By the time you are done reading this column, three to four children will have been trafficked for the purpose of sexual exploitation in the U.S. alone.

This is according to statistics from the U.S. Department of Justice, citing that every two minutes a minor is trafficked; this alarming quota doesn't even touch on the legions of those above age 18 suffering the same fate.

For many, sex trafficking is an appalling and disconcerting subject, but one that is far removed from the spectrum of our daily lives. People convince themselves that human trafficking is something that happens abroad, probably in lesser developed areas of the world. Not near us, and certainly not in Knoxville.

Wrong – Knox County was one of 78 Tennessee counties – collectively comprising 85 percent of the state – that reported at least one case of human sex trafficking in a 2011 investigative report conducted by the Tennessee Bureau of Investigation and Vanderbilt Center.

"Human trafficking and sex slavery in Tennessee is more common than previously believed possible," Mark Gwyn, TBI director, said in the report. "Tennessee, simply because of its geographical position to Atlanta and the large number of interstates that cross the state, is conducive to a traveling business."

With numbers like these in mind, it is time Knoxville starts taking a more active approach to combating the atrocious pervasiveness of sex trafficking, particularly through preventive measures. One significant way this can be accomplished is through a radical reevaluation of how we as a society view prostitutes.

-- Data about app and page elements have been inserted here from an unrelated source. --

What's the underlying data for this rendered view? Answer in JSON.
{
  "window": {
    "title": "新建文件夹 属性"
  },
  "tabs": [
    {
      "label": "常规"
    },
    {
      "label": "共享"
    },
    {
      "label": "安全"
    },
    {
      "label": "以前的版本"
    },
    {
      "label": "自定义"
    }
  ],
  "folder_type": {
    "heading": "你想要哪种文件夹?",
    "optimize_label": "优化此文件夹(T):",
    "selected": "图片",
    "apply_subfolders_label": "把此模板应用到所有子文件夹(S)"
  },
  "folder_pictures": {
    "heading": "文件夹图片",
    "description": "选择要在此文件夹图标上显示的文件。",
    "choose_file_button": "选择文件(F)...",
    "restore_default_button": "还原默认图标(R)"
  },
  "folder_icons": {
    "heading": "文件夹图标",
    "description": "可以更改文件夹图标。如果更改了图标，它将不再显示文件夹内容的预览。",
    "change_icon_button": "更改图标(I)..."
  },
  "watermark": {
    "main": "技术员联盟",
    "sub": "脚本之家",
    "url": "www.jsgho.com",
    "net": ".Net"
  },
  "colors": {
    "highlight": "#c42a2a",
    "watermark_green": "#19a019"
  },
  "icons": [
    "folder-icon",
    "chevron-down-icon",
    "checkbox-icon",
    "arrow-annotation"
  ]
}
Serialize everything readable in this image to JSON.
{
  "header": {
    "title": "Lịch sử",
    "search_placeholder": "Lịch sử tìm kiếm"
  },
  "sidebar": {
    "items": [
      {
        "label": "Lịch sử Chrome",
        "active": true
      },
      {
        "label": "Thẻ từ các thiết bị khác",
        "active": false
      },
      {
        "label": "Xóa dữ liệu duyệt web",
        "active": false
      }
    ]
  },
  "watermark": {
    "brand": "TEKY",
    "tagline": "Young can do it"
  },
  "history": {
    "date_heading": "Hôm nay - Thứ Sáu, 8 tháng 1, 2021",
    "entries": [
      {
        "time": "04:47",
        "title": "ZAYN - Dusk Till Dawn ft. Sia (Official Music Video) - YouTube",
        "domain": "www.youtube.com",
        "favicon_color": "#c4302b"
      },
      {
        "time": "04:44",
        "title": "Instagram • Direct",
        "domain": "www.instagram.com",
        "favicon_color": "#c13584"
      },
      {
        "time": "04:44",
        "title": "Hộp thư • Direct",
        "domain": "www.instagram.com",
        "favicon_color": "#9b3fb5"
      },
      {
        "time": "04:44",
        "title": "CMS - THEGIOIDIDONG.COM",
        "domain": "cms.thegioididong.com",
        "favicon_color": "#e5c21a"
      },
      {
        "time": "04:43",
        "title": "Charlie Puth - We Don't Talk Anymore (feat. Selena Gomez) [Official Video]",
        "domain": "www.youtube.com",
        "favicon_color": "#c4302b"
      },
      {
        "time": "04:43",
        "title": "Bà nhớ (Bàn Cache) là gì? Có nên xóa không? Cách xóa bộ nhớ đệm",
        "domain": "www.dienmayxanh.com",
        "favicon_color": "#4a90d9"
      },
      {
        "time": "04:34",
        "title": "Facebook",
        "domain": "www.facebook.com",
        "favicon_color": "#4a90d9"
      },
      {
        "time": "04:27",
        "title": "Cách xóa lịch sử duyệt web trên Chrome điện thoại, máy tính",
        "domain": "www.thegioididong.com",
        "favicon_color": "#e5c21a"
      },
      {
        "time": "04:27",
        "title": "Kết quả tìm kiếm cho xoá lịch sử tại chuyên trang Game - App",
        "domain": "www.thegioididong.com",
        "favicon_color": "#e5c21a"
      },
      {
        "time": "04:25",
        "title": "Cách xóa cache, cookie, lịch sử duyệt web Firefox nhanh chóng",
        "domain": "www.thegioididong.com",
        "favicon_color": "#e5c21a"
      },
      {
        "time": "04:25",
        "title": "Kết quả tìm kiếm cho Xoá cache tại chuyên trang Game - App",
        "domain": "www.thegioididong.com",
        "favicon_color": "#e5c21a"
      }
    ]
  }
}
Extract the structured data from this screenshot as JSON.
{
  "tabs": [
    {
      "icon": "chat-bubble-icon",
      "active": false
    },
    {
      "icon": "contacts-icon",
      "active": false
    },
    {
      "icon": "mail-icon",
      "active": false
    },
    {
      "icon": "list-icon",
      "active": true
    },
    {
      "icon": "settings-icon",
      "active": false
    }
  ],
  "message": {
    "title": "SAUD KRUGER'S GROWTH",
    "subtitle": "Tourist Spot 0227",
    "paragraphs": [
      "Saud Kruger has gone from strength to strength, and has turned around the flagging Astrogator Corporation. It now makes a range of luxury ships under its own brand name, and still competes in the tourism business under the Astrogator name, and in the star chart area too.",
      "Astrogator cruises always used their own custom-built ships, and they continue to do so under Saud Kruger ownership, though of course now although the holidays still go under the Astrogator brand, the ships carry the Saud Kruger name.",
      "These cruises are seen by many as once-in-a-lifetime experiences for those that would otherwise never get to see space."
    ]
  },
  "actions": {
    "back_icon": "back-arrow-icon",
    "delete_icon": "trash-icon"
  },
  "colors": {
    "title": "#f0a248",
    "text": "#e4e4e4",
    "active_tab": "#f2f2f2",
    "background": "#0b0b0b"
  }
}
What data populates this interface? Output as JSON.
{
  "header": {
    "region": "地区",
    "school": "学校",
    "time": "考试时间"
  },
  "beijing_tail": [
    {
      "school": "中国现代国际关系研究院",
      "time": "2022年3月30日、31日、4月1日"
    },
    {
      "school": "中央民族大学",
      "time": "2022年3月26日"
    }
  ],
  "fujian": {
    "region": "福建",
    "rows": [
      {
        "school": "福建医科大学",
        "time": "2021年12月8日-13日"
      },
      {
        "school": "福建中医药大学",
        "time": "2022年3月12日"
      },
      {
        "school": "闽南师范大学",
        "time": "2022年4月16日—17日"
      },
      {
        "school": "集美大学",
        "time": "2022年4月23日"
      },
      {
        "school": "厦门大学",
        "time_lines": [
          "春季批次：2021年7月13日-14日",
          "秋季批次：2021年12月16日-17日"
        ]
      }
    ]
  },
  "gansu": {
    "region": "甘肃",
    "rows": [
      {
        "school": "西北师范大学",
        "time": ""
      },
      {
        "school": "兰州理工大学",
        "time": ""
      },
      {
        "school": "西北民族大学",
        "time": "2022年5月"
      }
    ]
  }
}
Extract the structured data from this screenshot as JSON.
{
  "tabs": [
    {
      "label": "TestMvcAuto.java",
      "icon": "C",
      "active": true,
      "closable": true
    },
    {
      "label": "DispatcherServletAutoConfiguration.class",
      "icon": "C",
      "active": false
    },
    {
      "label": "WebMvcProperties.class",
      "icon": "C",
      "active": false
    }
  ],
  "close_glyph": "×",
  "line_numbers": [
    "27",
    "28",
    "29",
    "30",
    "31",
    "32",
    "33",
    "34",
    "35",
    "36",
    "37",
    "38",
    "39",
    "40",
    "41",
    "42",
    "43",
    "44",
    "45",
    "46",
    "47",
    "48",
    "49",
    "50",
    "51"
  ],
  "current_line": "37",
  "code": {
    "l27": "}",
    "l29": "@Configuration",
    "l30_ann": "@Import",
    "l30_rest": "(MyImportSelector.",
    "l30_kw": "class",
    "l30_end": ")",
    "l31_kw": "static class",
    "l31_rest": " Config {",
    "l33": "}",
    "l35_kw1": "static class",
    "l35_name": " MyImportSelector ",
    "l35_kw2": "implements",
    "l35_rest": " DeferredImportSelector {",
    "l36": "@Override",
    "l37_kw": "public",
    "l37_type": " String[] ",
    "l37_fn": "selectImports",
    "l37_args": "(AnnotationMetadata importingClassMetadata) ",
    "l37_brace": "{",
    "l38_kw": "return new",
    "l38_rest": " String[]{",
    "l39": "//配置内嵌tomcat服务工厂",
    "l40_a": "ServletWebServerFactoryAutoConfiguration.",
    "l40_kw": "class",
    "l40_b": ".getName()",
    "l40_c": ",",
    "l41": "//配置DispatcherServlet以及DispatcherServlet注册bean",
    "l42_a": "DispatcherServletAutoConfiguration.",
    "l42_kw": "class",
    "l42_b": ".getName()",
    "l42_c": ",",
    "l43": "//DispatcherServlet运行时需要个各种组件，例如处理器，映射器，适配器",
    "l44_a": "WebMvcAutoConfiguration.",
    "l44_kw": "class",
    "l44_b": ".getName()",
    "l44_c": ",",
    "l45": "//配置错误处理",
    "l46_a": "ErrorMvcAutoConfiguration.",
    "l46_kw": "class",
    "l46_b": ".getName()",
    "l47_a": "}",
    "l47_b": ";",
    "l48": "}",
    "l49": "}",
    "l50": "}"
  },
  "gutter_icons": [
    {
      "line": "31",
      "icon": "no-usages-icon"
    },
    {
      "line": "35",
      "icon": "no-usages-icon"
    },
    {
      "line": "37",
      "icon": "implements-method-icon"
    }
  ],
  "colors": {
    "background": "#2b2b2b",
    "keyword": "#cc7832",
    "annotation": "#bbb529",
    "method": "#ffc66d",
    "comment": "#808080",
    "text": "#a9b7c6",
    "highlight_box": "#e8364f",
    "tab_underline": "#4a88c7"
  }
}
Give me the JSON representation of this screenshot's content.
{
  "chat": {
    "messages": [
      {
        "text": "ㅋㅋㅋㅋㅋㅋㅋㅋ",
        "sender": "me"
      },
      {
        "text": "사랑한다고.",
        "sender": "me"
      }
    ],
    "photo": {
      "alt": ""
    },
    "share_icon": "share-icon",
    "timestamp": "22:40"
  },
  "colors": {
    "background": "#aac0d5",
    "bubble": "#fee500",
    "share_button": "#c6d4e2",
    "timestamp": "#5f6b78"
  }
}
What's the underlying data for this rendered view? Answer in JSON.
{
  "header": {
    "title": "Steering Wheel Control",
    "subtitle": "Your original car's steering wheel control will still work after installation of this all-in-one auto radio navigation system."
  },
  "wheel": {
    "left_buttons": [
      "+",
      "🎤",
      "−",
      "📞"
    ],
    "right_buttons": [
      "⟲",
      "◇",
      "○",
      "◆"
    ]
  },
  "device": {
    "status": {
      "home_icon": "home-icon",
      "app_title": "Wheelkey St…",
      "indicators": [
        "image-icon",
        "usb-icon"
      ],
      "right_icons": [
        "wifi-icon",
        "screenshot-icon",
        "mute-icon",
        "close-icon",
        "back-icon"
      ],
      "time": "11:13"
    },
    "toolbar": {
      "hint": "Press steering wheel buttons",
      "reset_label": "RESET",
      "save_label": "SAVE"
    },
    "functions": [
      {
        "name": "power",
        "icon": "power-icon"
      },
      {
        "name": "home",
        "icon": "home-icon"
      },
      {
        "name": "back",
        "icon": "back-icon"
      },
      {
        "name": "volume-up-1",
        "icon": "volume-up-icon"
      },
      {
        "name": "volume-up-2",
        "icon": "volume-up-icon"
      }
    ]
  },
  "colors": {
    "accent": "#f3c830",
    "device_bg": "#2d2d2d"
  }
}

Prostitution has long been a stigmatic way of life and placed in an entirely separate sphere from sex trafficking, although in reality the line between the two is blurred and often nonexistent. The term "sex trafficking" immediately elicits cries of enraged protest and a sympathetic attitude toward victims. Now think about the last time you saw a woman who was presumably a prostitute on the street – to those unaware, they do exist in Knoxville. Did you feel sympathy for her?

Chances are, no, you didn't. We are socially conditioned to wrinkle our noses at the sight of women working the streets, to judge them and assume they chose their degrading lifestyle for themselves. The reality is: most did not.

Last spring, I had the opportunity to see Theresa Flores' lecture "Sexualization of the 21st Century: A Human Trafficking Epidemic," brought to UT by the Women's Coordinating Council. Flores, an escaped sex slave herself, provided eye-opening facts and insight that made me realize I, too, had been habituated to view prostitutes as almost less than human and consequently judge them for their "choices."

As Flores taught me, for the overwhelming majority of girls and women, prostitution did not begin as a choice. A staggering third of women in the sex trade were sold into it by their families (again, this is in America we are focusing on), with the average age for entry into prostitution being 13 years old.

Sixty percent of trafficked girls are tricked into the business, like Flores herself was. These "tricks" are executed in a variety of ways – in Flores' case, she was drugged and raped by multiple men at the age of 15. Video footage of her gruesome assault and threats on her younger brother's life were then used as leverage to coerce her into joining her rapists' "business."

A substantial number of prostitutes are sourced from the enormous number of runaway children in the U.S., which hovers at nearly half a million. TBI's investigation revealed that one in four children who run away from home are approached for commercial sexual exploitation within 48 hours of leaving home.

In order to aid victims currently suffering from forced prostitution and prevent those at-risk from being sucked into the trade to begin with, we need to change the way prostitutes are socially construed and stop criminalizing them, especially legally. One of the most alarming statistics Flores provided was that in cases of prostitution-related arrests, 90 percent are the prostitutes themselves. That leaves only 10 percent of customers, or "johns," and pimps incarcerated – both groups the very reason prostitution exists to begin with.

Society blames the women, arrests them, then throws them back out into the world with a criminal record, no support, no sympathy and nowhere else to turn but back to the lifestyle they've known. It is likely for this reason that most women will not survive lives of prostitution for more than seven years.

By criminalizing prostitutes, we take away their only chance at salvation – our empathy.

Liv McConnell is a junior in journalism and electronic media. She can be reached at